Corbett confirms he will be missing for up to six weeks with cracked ribs
“I actually don’t know who it was when I was on the ground and after when I got up the ribs were just sore.”
The 2010 hurler of the year slips quietly into the room with that disarming smirk of his and sits among us. We start with an easy one for Mr Corbett.
How’s the body, Lar? “The finest.”
Prognosis? “Fractured rib.”
Just the one? “It could be two.”
Six week job? “Six weeks, yeah, that’s what they are saying.”
He sounds like a hostile witness. He isn’t. He’s as unique as they come. Different doesn’t cover Larry Corbett. Neither does odd. Engaging is a start. Richard Prior comic timing.
Problems and rumours shadow his every turn.
If Tipperary are to make another Munster hurling final, they must beat Limerick at their very own Gaelic Grounds in five weeks time.
So, no Corbett?
“That is what they are saying. That it is four to six weeks but I am not ruling out anything.”

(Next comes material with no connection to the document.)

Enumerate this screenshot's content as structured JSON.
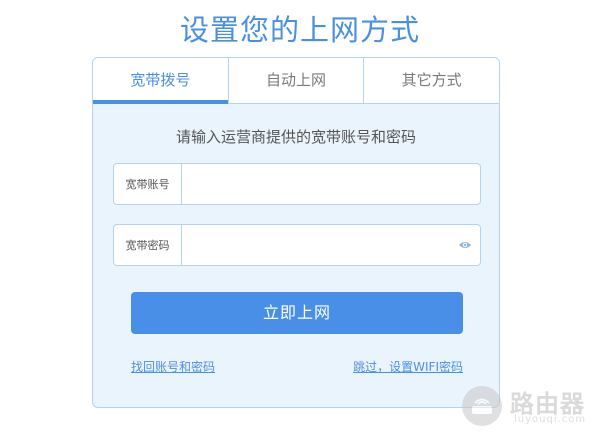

Then there is that looming one match ban and potential appeal process.
“It’s going to be up to the Tipperary county board and whatever their decision is there. My job is if I am picked, whenever that is next, is to perform and whatever happens off the field they look after that.”
Corbett was sent off, along with Kilkenny JJ Delaney, during last Sunday’s league final. During that melee, he suffered two cracked ribs.
“It just happened at their end during the confrontation in the game.”
Omertá was the order of the day at yesterday announcement that Liberty Insurance have become title sponsors of hurling and camogie.
He refused to point the finger at Delaney or any other Kilkenny forward.
“I actually don’t know who it was. (It was) when I was on the ground and after when I got up the ribs were just sore.”
After all these years following, or being followed, around fields by Tommy Walsh, Jackie Tyrell or JJ Delaney, does he get on with the Kilkenny hurlers?
“Yeah. We don’t meet each other much but it’s on the trips there, that ye all go on every year. We get to go every now and again. It’s grand like.
“You know them trips ye go on?”
He means the All Star tour.
“We have to forget about it, lads. Focus on Limerick in five weeks time.”
The problem is nobody can move on. Not while the referee Barry Kelly’s report is pending. It makes Limerick on June 9th out of Corbett’s reach. Because of the incident. Because of the ribs.
Switching to hurling matters, the focus comes down on Corbett’s fellow forwards failing to fire in Nowlan Park. Four of them were replaced by manager Eamon O’Shea, a fifth was red carded.
“You have to put it down to Kilkenny’s performance. They performed very well and when you take on Kilkenny you are not going to get anything handy in Nowlan Park and I suppose it looked like maybe they were getting their scores a bit handier in the second half.”
But he is happy with O’Shea’s return to Tipperary hurling.
“I don’t think there are too many people in life that can get you up and give you confidence like Eamon. He just gives all the time so it is our job to try and give back as much as he gives us.”
We go to a place beyond the hurling. Because that’s where Corbett tales always tends to go.
A full week before the All-Ireland club hurling semi-final between Offaly’s Kilcormac-Killoughey and his own Thurles Sarsfields, he returned from a GPA mission to the Irish community of Breezy Point in New York, who were hit severely by Hurricane Sandy.
“People thought I was in America, jumped off the plane in a parachute and landed inside in Portlaoise. I was back a full week before. You could have been to Australia and back and won the match no problem.”
The problem is they lost.
“I don’t read into that that’s why we lost, because I was in America a week before. If that’s how they are working out how we lost there is no point in getting into that argument. You are not going to win that one anyway.”
Took a shot
Even the great Jimmy Doyle, a fellow Sars man, took a public shot at him. Now, here’s the beauty of Corbett.
“Yeah, well, if that’s what he’s into. It doesn’t bother me in the slightest. I’d actually enjoy looking at it. It’s grand, it’s perfect. There is no point in having an opinion on it, it doesn’t mean anything day to day, you know?
“If in the pub at home, if there is something (wrong) there is a problem because that is day to day. It’s life, it’s business. It is like that. That’s a problem if I can’t get that right. All the other things I don’t think about them.”
So the lotto rumour wasn’t true then?
“That would’ve been great. Of all of them, that’s the one I wanted to be true. I double checked it.”